§ PROBLEM DESCRIPTION:
Locate the word "oltcloud" in the material, then show every line that holds it.
-- DATA follows --
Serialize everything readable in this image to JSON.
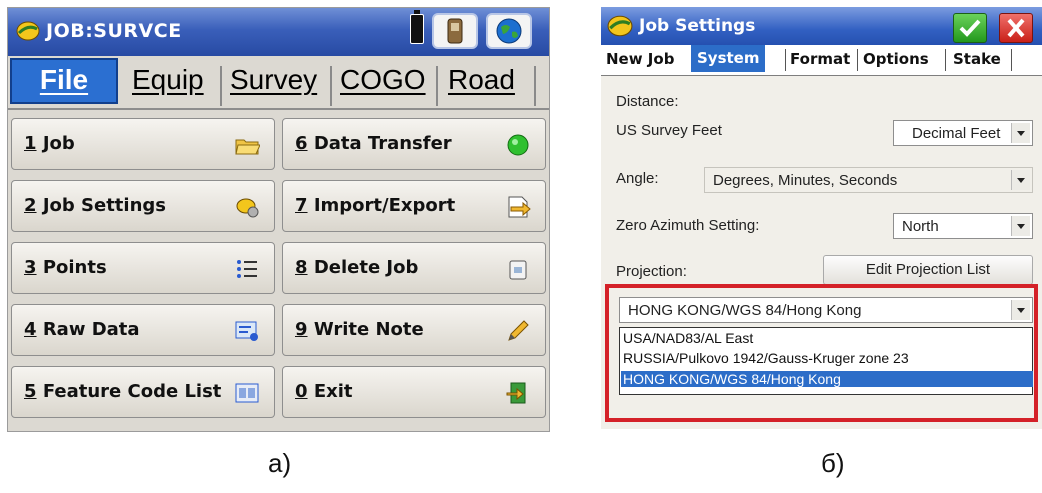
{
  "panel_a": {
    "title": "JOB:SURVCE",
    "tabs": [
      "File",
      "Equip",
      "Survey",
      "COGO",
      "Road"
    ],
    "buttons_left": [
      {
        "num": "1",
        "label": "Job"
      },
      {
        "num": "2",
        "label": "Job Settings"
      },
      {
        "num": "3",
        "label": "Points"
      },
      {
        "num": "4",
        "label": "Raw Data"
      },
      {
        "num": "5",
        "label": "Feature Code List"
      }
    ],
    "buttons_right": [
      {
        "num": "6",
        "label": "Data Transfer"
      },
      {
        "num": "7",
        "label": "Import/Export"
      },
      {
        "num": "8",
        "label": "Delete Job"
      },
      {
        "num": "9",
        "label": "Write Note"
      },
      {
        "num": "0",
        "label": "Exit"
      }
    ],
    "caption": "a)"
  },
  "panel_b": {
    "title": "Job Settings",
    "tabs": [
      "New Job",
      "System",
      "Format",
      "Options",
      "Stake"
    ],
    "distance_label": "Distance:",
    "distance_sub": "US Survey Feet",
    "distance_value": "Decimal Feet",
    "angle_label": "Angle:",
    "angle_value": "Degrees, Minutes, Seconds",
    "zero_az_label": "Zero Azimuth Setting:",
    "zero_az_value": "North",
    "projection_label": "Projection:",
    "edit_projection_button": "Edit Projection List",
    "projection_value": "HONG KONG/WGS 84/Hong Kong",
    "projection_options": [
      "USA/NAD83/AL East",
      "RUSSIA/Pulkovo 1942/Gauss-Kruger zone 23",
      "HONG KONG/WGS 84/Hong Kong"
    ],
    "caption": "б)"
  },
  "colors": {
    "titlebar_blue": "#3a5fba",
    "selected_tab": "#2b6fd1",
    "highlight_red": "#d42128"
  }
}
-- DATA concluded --
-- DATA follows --
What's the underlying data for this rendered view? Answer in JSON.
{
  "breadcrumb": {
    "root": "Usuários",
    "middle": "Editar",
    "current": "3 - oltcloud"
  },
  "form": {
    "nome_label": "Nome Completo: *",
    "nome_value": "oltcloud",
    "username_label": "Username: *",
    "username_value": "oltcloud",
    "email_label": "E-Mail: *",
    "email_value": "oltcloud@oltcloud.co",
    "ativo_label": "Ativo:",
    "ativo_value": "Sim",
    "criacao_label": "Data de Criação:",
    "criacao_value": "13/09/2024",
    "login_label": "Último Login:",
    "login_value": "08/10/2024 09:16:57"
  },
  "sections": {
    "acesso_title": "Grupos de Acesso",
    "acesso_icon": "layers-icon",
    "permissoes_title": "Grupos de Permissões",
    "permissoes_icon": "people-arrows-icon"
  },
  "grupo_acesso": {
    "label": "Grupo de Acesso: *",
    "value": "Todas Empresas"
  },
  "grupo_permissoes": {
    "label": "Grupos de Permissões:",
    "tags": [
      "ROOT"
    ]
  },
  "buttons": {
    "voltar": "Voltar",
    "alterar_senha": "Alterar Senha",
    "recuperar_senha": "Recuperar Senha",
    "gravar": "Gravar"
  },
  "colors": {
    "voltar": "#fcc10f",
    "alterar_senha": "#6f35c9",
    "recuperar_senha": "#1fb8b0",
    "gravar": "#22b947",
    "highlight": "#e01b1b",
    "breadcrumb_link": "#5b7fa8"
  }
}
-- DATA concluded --
§ EXPECTED OUTPUT:
    "current": "3 - oltcloud"
    "nome_value": "oltcloud",
    "username_value": "oltcloud",
    "email_value": "oltcloud@oltcloud.co",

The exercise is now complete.